In addition to being larger, the Su-34 is distinguished by its heavily swept canards, its flatter ‘platypus’ style nose which houses a V004 PESA radar, and a distinctive humped neck supporting an enlarged cockpit—which allows its two-person crew to side-by-side for comfort. The Su-34 is intended to fly long-range missions lasting up to ten hours at a time, (the maximum 2,500 mile can be greatly extended by inflight refueling) so its pilots have space to sleep, use a toilet and eat from a galley.
The huge Flanker-derivative can carry up to thirteen tons of weapons on twelve pylons, including anti-radar missiles, long and short-range air-to-air missiles, supersonic Oniks anti-shipping cruise missiles, and conventional dumb bombs and rockets. A rear-facing radar even allows the Fullback to detect enemy fighters closing from behind and launch missiles at them. Though its greater weight results in a slower maximum speed of Mach 1.8 (or 1.2 at low altitude), the Fullback remains just supermaneuverable like other Flankers.
In vogue during the 70s and 80s, low-altitude penetration is an increasingly risky tactic due to improvements to air- and ground-based radars and surface-to-air missile systems. With survivability in mind, the Fullback’s cockpit is enclosed in an ‘armored bathtub’ of 17mm of titanium, while an L175 Khibiny electronic warfare system is designed to distort enemy missiles.
Russia has so far procured 114 Fullbacks out of a planned 200, and has used them to bomb rebels in Syria, mostly using unguided bombs, though its PLATAN laser-targeting system gives it precision-attack capability lacking in most Russian fighters. Algeria is the only other Su-34 operator.
The Su-35S ‘Flanker E’: The Ultimate Flanker

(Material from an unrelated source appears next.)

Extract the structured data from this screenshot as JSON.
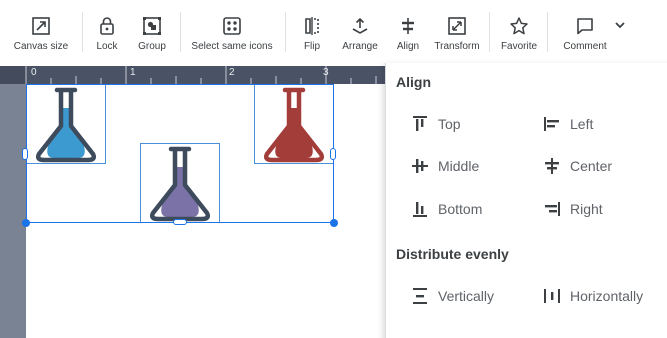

Back in 2003, KnAAOP began developing the ultimate single-seat multirole Flanker. The resulting Su-35S now features three-dimensional AL41FS turbofans that can tilt up and down as well as sideways to give extraordinary maneuverability, as you can see in this video. Designers also modestly reduced the Su-35S’s radar cross section to around 1–3 meters squared, increased the number of hardpoints to fourteen, and ensured compatibility with the latest precision-guided munitions and long-range air-to-air missiles such as the R-77. The Su-35S also boasts the Khibiny ECM system and a long-range IRST.
The Flanker-E appears to have a slight edge over the F-15 in terms of weapons load, defensive countermeasures and short-range dogfighting. However, modernized F-15s do boast superior Active Electronically Scanned Array (AESA) radars that are harder to detect and have higher resolution. The Su-35’s Irbis-E radar has very long range (maximum 250 miles) and can scan for ground and air targets; however, it’s sheer power makes it quite indiscrete on enemy radars.
Though pricey compared to earlier Russian fighters, Su-35s have been purchased by Sudan and Indonesia. China also has acquired twenty-four Su-35s, likely in order to reverse-engineer their turbofans. The Russian air force has acquired around seventy Su-35s out of 100 on order, and deployed several to Syria. There, they escorted Russian bombers, played games of chicken with U.S. fighters, and dropped bombs on Syrian rebels—though reportedly their radars had difficulty accurately guiding them.
The latest Flanker highlights the divergence in American and Russian air combat doctrine. The U.S. military believes speed, stealth and long-range weaponry trump maneuverability—especially as tight maneuvers like the Cobra bleed off prodigious energy, leaving a fighter unable to evade follow-on attacks. Russia continues to build highly maneuverable jets, believing that electronic warfare will reduce the kill-rate of beyond-visual range missiles, while arguing that ground-based low-bandwidth radars will help vector its fourth-generation fighters into range of stealthy adversaries. However, as AESA-radar equipped stealth fighters would see them coming from further away, this could be a difficult strategy to pull off.
Sébastien Roblin holds a Master’s Degree in Conflict Resolution from Georgetown University and served as a university instructor for the Peace Corps in China. He has also worked in education, editing, and refugee resettlement in France and the United States. He currently writes on security and military history for War Is Boring.
Image: Wikimedia Commons